Each year, the National Scholastic Press Association recognizes excellence in student media with scholastic journalism’s preeminent award, the Pacemaker. Pacemakers are awarded in each category of publication — online, newspaper, yearbook, magazine and broadcast.
Teams of media professionals judge entries based on the following criteria: coverage and content, quality of writing and reporting, leadership, design, photography and graphics.
NSPA contacted members of 2016 Yearbook Pacemaker winner The Stampede, for a Q&A. The Stampede is the yearbook of J.W. Mitchell High School in New Port Richey, Florida. NSPA heard from editor in chief Alexa Rosenberg and staff member Mileen Meyer.
See the full list of 2016 Yearbook Pacemaker winners here.
NSPA: What were the goals going into last year, and how did you ensure those goals were met?
Alexa Rosenberg, editor-in-chief: Our goals for last year were to expand and improve our skills as an overall staff and ensure everyone’s talents were used fully to create a book our student body identified with. Our goals were met by the hard work of the editors and staffers constantly working together on every little detail of the book and making sure it was all top quality before being submitted.
Mileen Meyer, staff member: My goals were to complete my assignments on time and provide the best possible work. I did this by setting dates for when to go out and take pictures at sporting events and then using my class time to write stories, captions, etc.
NSPA: Tell us about a moment you will remember the most about this staff.
AR: My favorite moment right before one of our major deadlines was trying to get the main photo for one of our division pages. We had 30 seniors drive back to school at 8 at night to stage a water gun fight in the parking lot. It started off harmless and then everyone was getting soaked, including the photographers (but not the cameras). We didn’t end up using the pictures but it was a fun moment.

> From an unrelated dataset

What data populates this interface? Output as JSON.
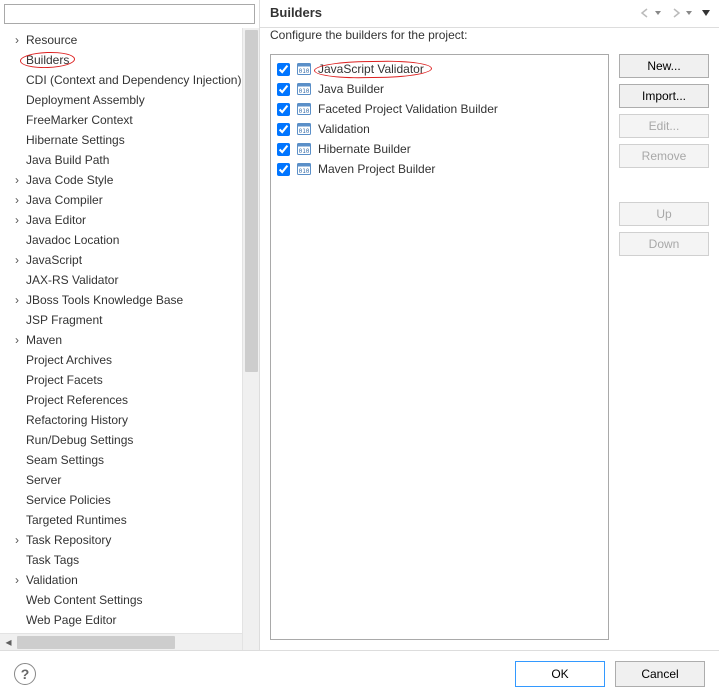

MM: I will most remember the hours of hard work that everyone put in. Redoing spreads time and time again gets very stressful, but working together and pushing through helped us to create an award winning book.
NSPA: What does the Pacemaker mean to you?
AR: This Pacemaker means the absolute world to me and I don’t think I can express it enough. All four years of high school I poured everything I had into all my yearbooks, and then receiving the honor of being EIC was huge for me. I loved all the editors, my staff and especially my adviser for helping with the book and the pride I have for our product reaches no boundaries. Getting rewarded for the long hours, occasional breakdowns and gallons of coffee we consumed just topped off the amazing year we had.
MM: The Pacemaker is a very important award to me since it shows that our book was one of the best in the nation.
NSPA: What was the toughest moment you faced last year? The most exciting/rewarding?
AR: The toughest moment I think was a personal one for me. I was balancing a band leadership position, AP classes, as well as being the only EIC. It was a huge adjustment because our staff has always had at least two, and sometimes I was faced by the sheer overwhelmingness of what I had to do, especially because I didn’t want to let anyone on my staff or the school down; I felt I owed them an amazing book. But my staff and my adviser helped me in so many ways I’ll never be able to repay them. So the most awarding had to be getting the Pacemaker award because it was the third time our staff had ever received one and I felt all the hard work and stressing meant something in the end.
MM: The toughest moment I faced was having to work with students who did not give interesting quotes for my stories, etc. The most rewarding was completing all the content for a spread and being able to see the final design with my work and pictures.